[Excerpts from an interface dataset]

···

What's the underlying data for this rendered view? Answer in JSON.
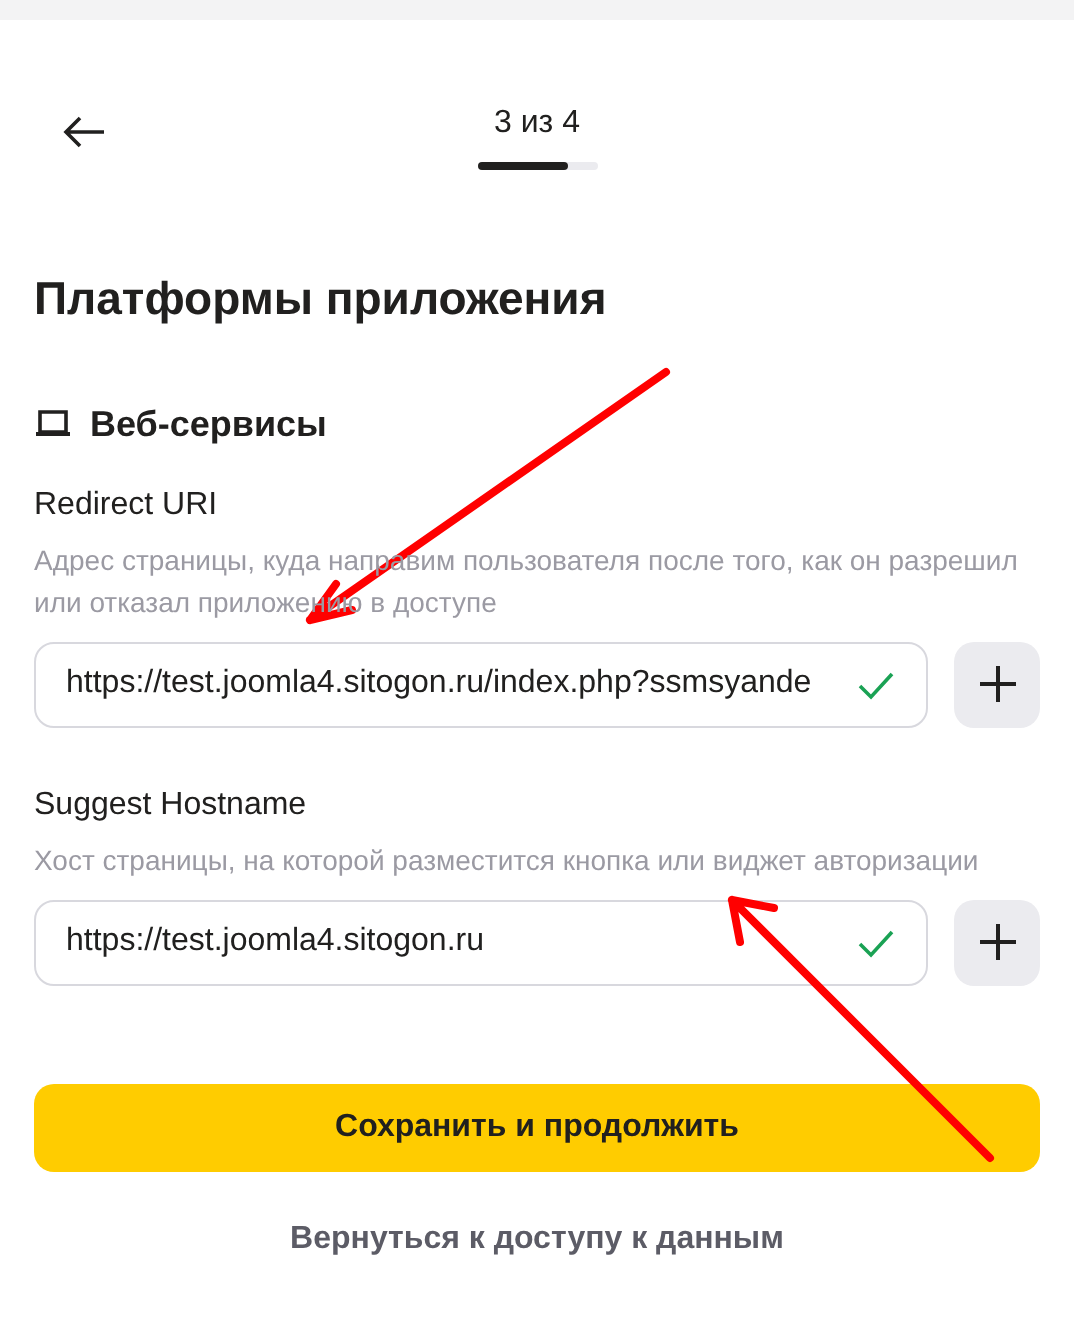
{
  "header": {
    "step": "3 из 4",
    "progress": {
      "level": 0.75
    }
  },
  "title": "Платформы приложения",
  "section": {
    "title": "Веб-сервисы"
  },
  "fields": [
    {
      "label": "Redirect URI",
      "hint": "Адрес страницы, куда направим пользователя после того, как он разрешил или отказал приложению в доступе",
      "value": "https://test.joomla4.sitogon.ru/index.php?ssmsyande",
      "valid": true
    },
    {
      "label": "Suggest Hostname",
      "hint": "Хост страницы, на которой разместится кнопка или виджет авторизации",
      "value": "https://test.joomla4.sitogon.ru",
      "valid": true
    }
  ],
  "primary_button": "Сохранить и продолжить",
  "secondary_link": "Вернуться к доступу к данным"
}
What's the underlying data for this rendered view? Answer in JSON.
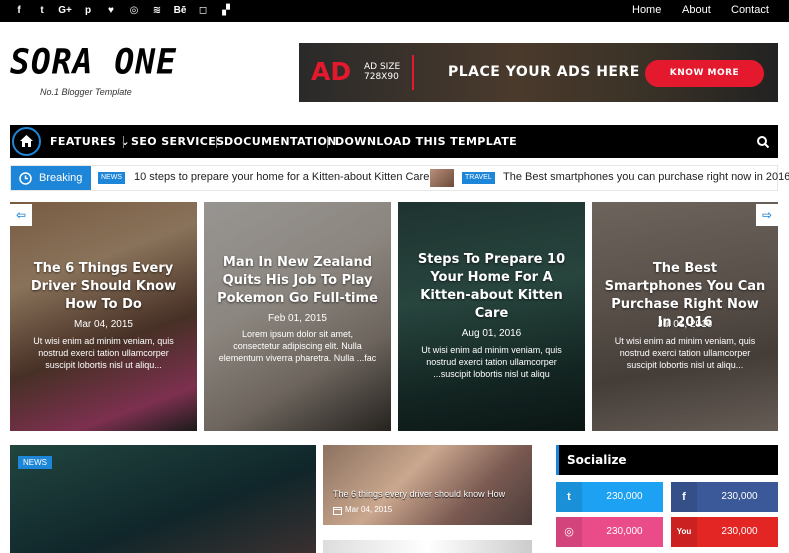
{
  "topbar": {
    "social_icons": [
      "facebook-icon",
      "twitter-icon",
      "google-plus-icon",
      "pinterest-icon",
      "heart-icon",
      "dribbble-icon",
      "rss-icon",
      "behance-icon",
      "instagram-icon",
      "delicious-icon"
    ],
    "social_glyphs": [
      "f",
      "t",
      "G+",
      "p",
      "♥",
      "◎",
      "≋",
      "Bē",
      "◻",
      "▞"
    ],
    "links": [
      "Home",
      "About",
      "Contact"
    ]
  },
  "header": {
    "logo": "SORA ONE",
    "tagline": "No.1 Blogger Template"
  },
  "ad": {
    "big": "AD",
    "size_line1": "AD SIZE",
    "size_line2": "728X90",
    "text": "PLACE YOUR ADS HERE",
    "button": "KNOW MORE",
    "accent": "#e5192e"
  },
  "nav": {
    "items": [
      "FEATURES",
      "SEO SERVICES",
      "DOCUMENTATION",
      "DOWNLOAD THIS TEMPLATE"
    ],
    "accent": "#1e86d8"
  },
  "breaking": {
    "label": "Breaking",
    "items": [
      {
        "tag": "NEWS",
        "title": "10 steps to prepare your home for a Kitten-about Kitten Care"
      },
      {
        "tag": "TRAVEL",
        "title": "The Best smartphones you can purchase right now in 2016"
      }
    ]
  },
  "slider": [
    {
      "title": "The 6 Things Every Driver Should Know How To Do",
      "date": "Mar 04, 2015",
      "excerpt": "Ut wisi enim ad minim veniam, quis nostrud exerci tation ullamcorper suscipit lobortis nisl ut aliqu..."
    },
    {
      "title": "Man In New Zealand Quits His Job To Play Pokemon Go Full-time",
      "date": "Feb 01, 2015",
      "excerpt": "Lorem ipsum dolor sit amet, consectetur adipiscing elit. Nulla elementum viverra pharetra. Nulla ...fac"
    },
    {
      "title": "Steps To Prepare 10 Your Home For A Kitten-about Kitten Care",
      "date": "Aug 01, 2016",
      "excerpt": "Ut wisi enim ad minim veniam, quis nostrud exerci tation ullamcorper ...suscipit lobortis nisl ut aliqu"
    },
    {
      "title": "The Best Smartphones You Can Purchase Right Now In 2016",
      "date": "Jul 01, 2016",
      "excerpt": "Ut wisi enim ad minim veniam, quis nostrud exerci tation ullamcorper suscipit lobortis nisl ut aliqu..."
    }
  ],
  "featured": {
    "tag": "NEWS",
    "small_title": "The 6 things every driver should know How",
    "small_date": "Mar 04, 2015"
  },
  "socialize": {
    "title": "Socialize",
    "buttons": [
      {
        "icon": "twitter-icon",
        "glyph": "t",
        "count": "230,000",
        "color": "#1da1f2"
      },
      {
        "icon": "facebook-icon",
        "glyph": "f",
        "count": "230,000",
        "color": "#3b5998"
      },
      {
        "icon": "dribbble-icon",
        "glyph": "◎",
        "count": "230,000",
        "color": "#ea4c89"
      },
      {
        "icon": "youtube-icon",
        "glyph": "You",
        "count": "230,000",
        "color": "#e32524"
      }
    ]
  }
}
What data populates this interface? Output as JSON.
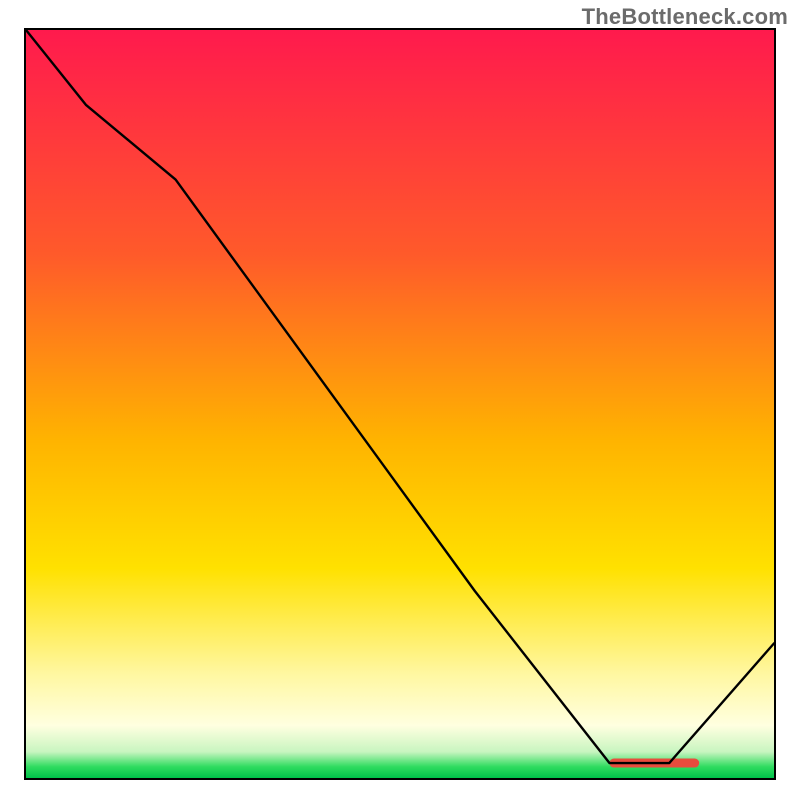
{
  "watermark": "TheBottleneck.com",
  "chart_data": {
    "type": "line",
    "title": "",
    "xlabel": "",
    "ylabel": "",
    "xlim": [
      0,
      100
    ],
    "ylim": [
      0,
      100
    ],
    "curve": {
      "x": [
        0,
        8,
        20,
        60,
        78,
        86,
        100
      ],
      "values": [
        100,
        90,
        80,
        25,
        2,
        2,
        18
      ]
    },
    "background_gradient_stops": [
      {
        "pos": 0.0,
        "color": "#ff1a4d"
      },
      {
        "pos": 0.3,
        "color": "#ff5a2a"
      },
      {
        "pos": 0.55,
        "color": "#ffb400"
      },
      {
        "pos": 0.72,
        "color": "#ffe100"
      },
      {
        "pos": 0.86,
        "color": "#fff7a0"
      },
      {
        "pos": 0.93,
        "color": "#ffffe0"
      },
      {
        "pos": 0.965,
        "color": "#c8f5c0"
      },
      {
        "pos": 0.985,
        "color": "#2fdc5f"
      },
      {
        "pos": 1.0,
        "color": "#00c24a"
      }
    ],
    "optimum_marker": {
      "x_start": 78,
      "x_end": 90,
      "y": 2,
      "label": "",
      "color": "#e84c3d"
    }
  }
}
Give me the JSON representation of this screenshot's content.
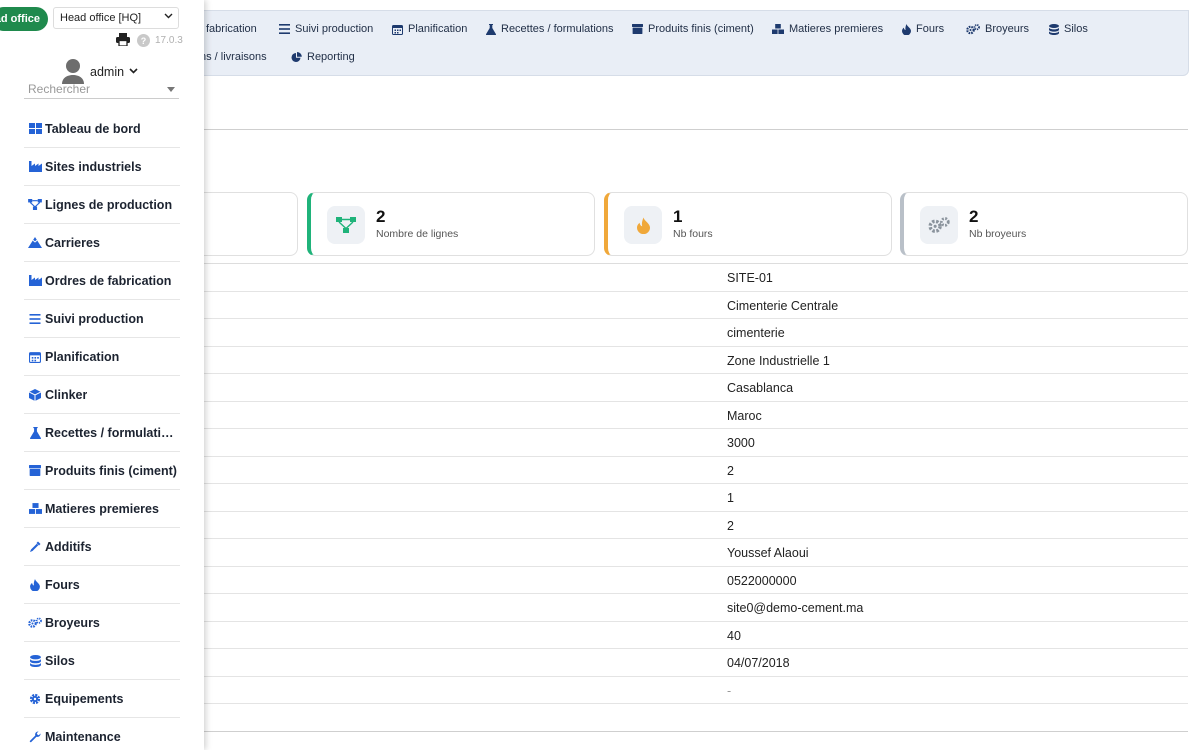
{
  "company": {
    "badge": "Head office",
    "select_value": "Head office [HQ]"
  },
  "header": {
    "version": "17.0.3",
    "user": "admin"
  },
  "search": {
    "placeholder": "Rechercher"
  },
  "sidebar": {
    "items": [
      {
        "label": "Tableau de bord",
        "icon": "dashboard-icon"
      },
      {
        "label": "Sites industriels",
        "icon": "factory-icon"
      },
      {
        "label": "Lignes de production",
        "icon": "network-icon"
      },
      {
        "label": "Carrieres",
        "icon": "mountain-icon"
      },
      {
        "label": "Ordres de fabrication",
        "icon": "factory-icon"
      },
      {
        "label": "Suivi production",
        "icon": "list-icon"
      },
      {
        "label": "Planification",
        "icon": "calendar-icon"
      },
      {
        "label": "Clinker",
        "icon": "cube-icon"
      },
      {
        "label": "Recettes / formulatio…",
        "icon": "flask-icon"
      },
      {
        "label": "Produits finis (ciment)",
        "icon": "box-icon"
      },
      {
        "label": "Matieres premieres",
        "icon": "boxes-icon"
      },
      {
        "label": "Additifs",
        "icon": "eyedropper-icon"
      },
      {
        "label": "Fours",
        "icon": "flame-icon"
      },
      {
        "label": "Broyeurs",
        "icon": "gears-icon"
      },
      {
        "label": "Silos",
        "icon": "database-icon"
      },
      {
        "label": "Equipements",
        "icon": "gear-icon"
      },
      {
        "label": "Maintenance",
        "icon": "wrench-icon"
      }
    ]
  },
  "topmenu": {
    "row1": [
      {
        "label": "fabrication",
        "icon": "factory-icon"
      },
      {
        "label": "Suivi production",
        "icon": "list-icon"
      },
      {
        "label": "Planification",
        "icon": "calendar-icon"
      },
      {
        "label": "Recettes / formulations",
        "icon": "flask-icon"
      },
      {
        "label": "Produits finis (ciment)",
        "icon": "box-icon"
      },
      {
        "label": "Matieres premieres",
        "icon": "boxes-icon"
      },
      {
        "label": "Fours",
        "icon": "flame-icon"
      },
      {
        "label": "Broyeurs",
        "icon": "gears-icon"
      },
      {
        "label": "Silos",
        "icon": "database-icon"
      }
    ],
    "row2": [
      {
        "label": "ns / livraisons",
        "icon": ""
      },
      {
        "label": "Reporting",
        "icon": "pie-chart-icon"
      }
    ]
  },
  "stats": [
    {
      "value": "2",
      "label": "Nombre de lignes",
      "icon": "network-icon",
      "color": "#1fb37a"
    },
    {
      "value": "1",
      "label": "Nb fours",
      "icon": "flame-icon",
      "color": "#f0a83a"
    },
    {
      "value": "2",
      "label": "Nb broyeurs",
      "icon": "gears-icon",
      "color": "#b9c0c8"
    }
  ],
  "details": [
    "SITE-01",
    "Cimenterie Centrale",
    "cimenterie",
    "Zone Industrielle 1",
    "Casablanca",
    "Maroc",
    "3000",
    "2",
    "1",
    "2",
    "Youssef Alaoui",
    "0522000000",
    "site0@demo-cement.ma",
    "40",
    "04/07/2018",
    "-"
  ],
  "colors": {
    "accent": "#2563d6",
    "company_badge": "#1f8a4d",
    "topmenu_bg": "#e9eef6"
  }
}
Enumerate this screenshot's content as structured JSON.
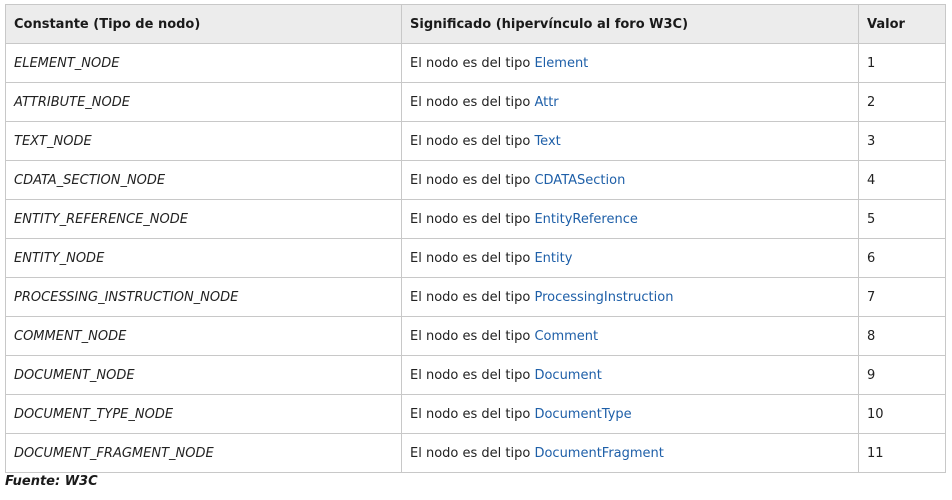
{
  "table": {
    "headers": {
      "constant": "Constante (Tipo de nodo)",
      "meaning": "Significado (hipervínculo al foro W3C)",
      "value": "Valor"
    },
    "meaning_prefix": "El nodo es del tipo",
    "rows": [
      {
        "constant": "ELEMENT_NODE",
        "link": "Element",
        "value": "1"
      },
      {
        "constant": "ATTRIBUTE_NODE",
        "link": "Attr",
        "value": "2"
      },
      {
        "constant": "TEXT_NODE",
        "link": "Text",
        "value": "3"
      },
      {
        "constant": "CDATA_SECTION_NODE",
        "link": "CDATASection",
        "value": "4"
      },
      {
        "constant": "ENTITY_REFERENCE_NODE",
        "link": "EntityReference",
        "value": "5"
      },
      {
        "constant": "ENTITY_NODE",
        "link": "Entity",
        "value": "6"
      },
      {
        "constant": "PROCESSING_INSTRUCTION_NODE",
        "link": "ProcessingInstruction",
        "value": "7"
      },
      {
        "constant": "COMMENT_NODE",
        "link": "Comment",
        "value": "8"
      },
      {
        "constant": "DOCUMENT_NODE",
        "link": "Document",
        "value": "9"
      },
      {
        "constant": "DOCUMENT_TYPE_NODE",
        "link": "DocumentType",
        "value": "10"
      },
      {
        "constant": "DOCUMENT_FRAGMENT_NODE",
        "link": "DocumentFragment",
        "value": "11"
      }
    ]
  },
  "source": "Fuente: W3C",
  "colors": {
    "link": "#1e5fa8",
    "header_bg": "#ececec",
    "border": "#c8c8c8"
  }
}
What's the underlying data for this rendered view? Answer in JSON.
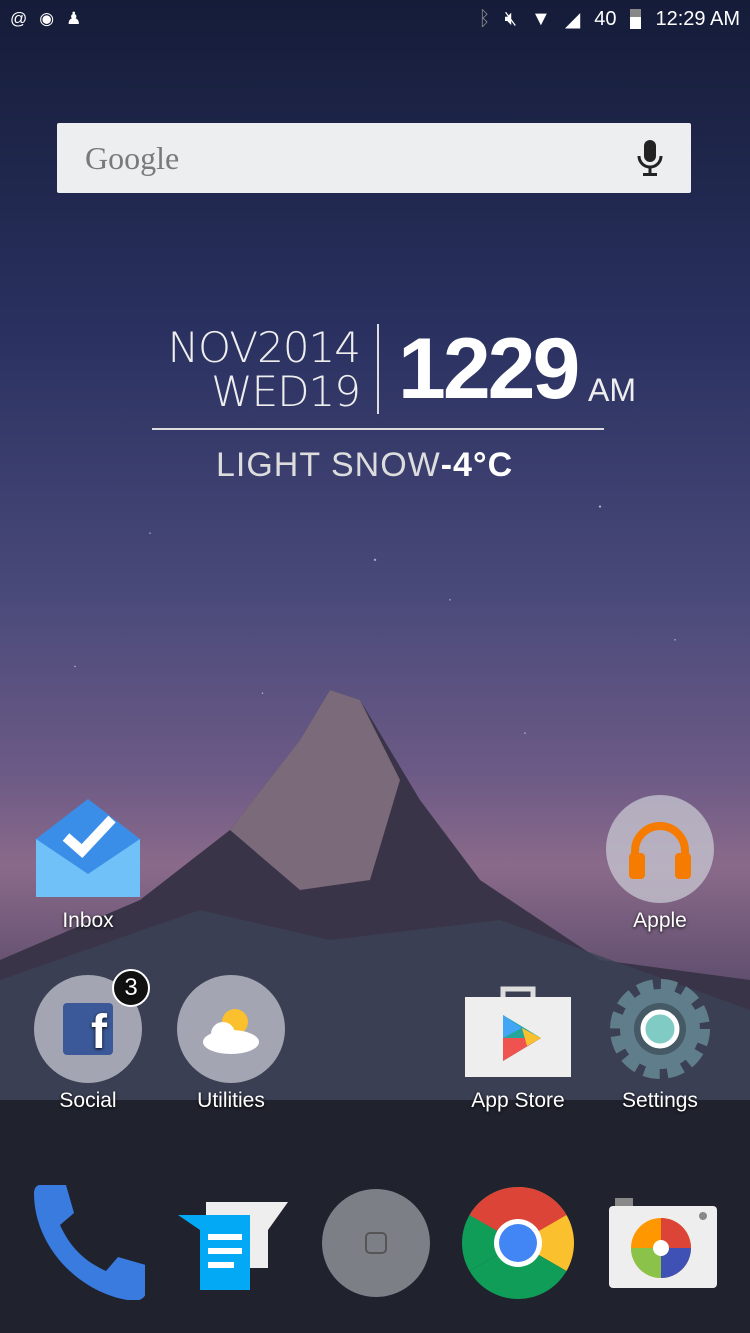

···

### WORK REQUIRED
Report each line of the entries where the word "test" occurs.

### SOLUTION TO THIS EXERCISE
      "value": "https://test.joomla4.sitogon.ru/index.php?ssmsyande",
      "value": "https://test.joomla4.sitogon.ru",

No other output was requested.